- Your goal: Give back every entry, copied exactly.

Data records below:

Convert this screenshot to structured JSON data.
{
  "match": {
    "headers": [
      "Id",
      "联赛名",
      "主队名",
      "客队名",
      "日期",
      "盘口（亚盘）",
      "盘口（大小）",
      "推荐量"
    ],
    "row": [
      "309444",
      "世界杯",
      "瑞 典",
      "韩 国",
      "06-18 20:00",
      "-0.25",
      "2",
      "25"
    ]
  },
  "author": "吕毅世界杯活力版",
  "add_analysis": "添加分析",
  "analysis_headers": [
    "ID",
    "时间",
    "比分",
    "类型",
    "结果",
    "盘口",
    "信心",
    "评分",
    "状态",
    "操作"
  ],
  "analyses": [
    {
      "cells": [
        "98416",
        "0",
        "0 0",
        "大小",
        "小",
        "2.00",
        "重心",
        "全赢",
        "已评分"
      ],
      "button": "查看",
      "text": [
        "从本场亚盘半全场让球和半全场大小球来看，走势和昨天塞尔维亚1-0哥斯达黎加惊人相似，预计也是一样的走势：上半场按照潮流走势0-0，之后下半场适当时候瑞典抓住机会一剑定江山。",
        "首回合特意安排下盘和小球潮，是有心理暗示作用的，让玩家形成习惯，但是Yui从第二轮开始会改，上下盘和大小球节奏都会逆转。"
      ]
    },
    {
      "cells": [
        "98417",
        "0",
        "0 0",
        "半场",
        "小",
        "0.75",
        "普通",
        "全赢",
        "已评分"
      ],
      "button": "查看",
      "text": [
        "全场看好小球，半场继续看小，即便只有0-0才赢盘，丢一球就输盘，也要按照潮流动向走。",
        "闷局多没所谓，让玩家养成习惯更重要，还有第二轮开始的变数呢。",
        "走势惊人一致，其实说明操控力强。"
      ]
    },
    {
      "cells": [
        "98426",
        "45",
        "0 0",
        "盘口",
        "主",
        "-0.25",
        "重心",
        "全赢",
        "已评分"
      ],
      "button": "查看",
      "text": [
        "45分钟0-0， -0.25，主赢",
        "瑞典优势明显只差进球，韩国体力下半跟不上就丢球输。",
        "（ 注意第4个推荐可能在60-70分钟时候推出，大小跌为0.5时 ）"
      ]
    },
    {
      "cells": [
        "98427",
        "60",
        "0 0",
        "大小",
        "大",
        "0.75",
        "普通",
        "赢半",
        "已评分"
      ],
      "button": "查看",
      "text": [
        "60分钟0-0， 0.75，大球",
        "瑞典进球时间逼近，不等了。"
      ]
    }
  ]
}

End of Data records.

- Output:
Convert this screenshot to structured JSON data.
{
  "match": {
    "headers": [
      "Id",
      "联赛名",
      "主队名",
      "客队名",
      "日期",
      "盘口（亚盘）",
      "盘口（大小）",
      "推荐量"
    ],
    "row": [
      "309444",
      "世界杯",
      "瑞 典",
      "韩 国",
      "06-18 20:00",
      "-0.25",
      "2",
      "25"
    ]
  },
  "author": "吕毅世界杯活力版",
  "add_analysis": "添加分析",
  "analysis_headers": [
    "ID",
    "时间",
    "比分",
    "类型",
    "结果",
    "盘口",
    "信心",
    "评分",
    "状态",
    "操作"
  ],
  "analyses": [
    {
      "cells": [
        "98416",
        "0",
        "0 0",
        "大小",
        "小",
        "2.00",
        "重心",
        "全赢",
        "已评分"
      ],
      "button": "查看",
      "text": [
        "从本场亚盘半全场让球和半全场大小球来看，走势和昨天塞尔维亚1-0哥斯达黎加惊人相似，预计也是一样的走势：上半场按照潮流走势0-0，之后下半场适当时候瑞典抓住机会一剑定江山。",
        "首回合特意安排下盘和小球潮，是有心理暗示作用的，让玩家形成习惯，但是Yui从第二轮开始会改，上下盘和大小球节奏都会逆转。"
      ]
    },
    {
      "cells": [
        "98417",
        "0",
        "0 0",
        "半场",
        "小",
        "0.75",
        "普通",
        "全赢",
        "已评分"
      ],
      "button": "查看",
      "text": [
        "全场看好小球，半场继续看小，即便只有0-0才赢盘，丢一球就输盘，也要按照潮流动向走。",
        "闷局多没所谓，让玩家养成习惯更重要，还有第二轮开始的变数呢。",
        "走势惊人一致，其实说明操控力强。"
      ]
    },
    {
      "cells": [
        "98426",
        "45",
        "0 0",
        "盘口",
        "主",
        "-0.25",
        "重心",
        "全赢",
        "已评分"
      ],
      "button": "查看",
      "text": [
        "45分钟0-0， -0.25，主赢",
        "瑞典优势明显只差进球，韩国体力下半跟不上就丢球输。",
        "（ 注意第4个推荐可能在60-70分钟时候推出，大小跌为0.5时 ）"
      ]
    },
    {
      "cells": [
        "98427",
        "60",
        "0 0",
        "大小",
        "大",
        "0.75",
        "普通",
        "赢半",
        "已评分"
      ],
      "button": "查看",
      "text": [
        "60分钟0-0， 0.75，大球",
        "瑞典进球时间逼近，不等了。"
      ]
    }
  ]
}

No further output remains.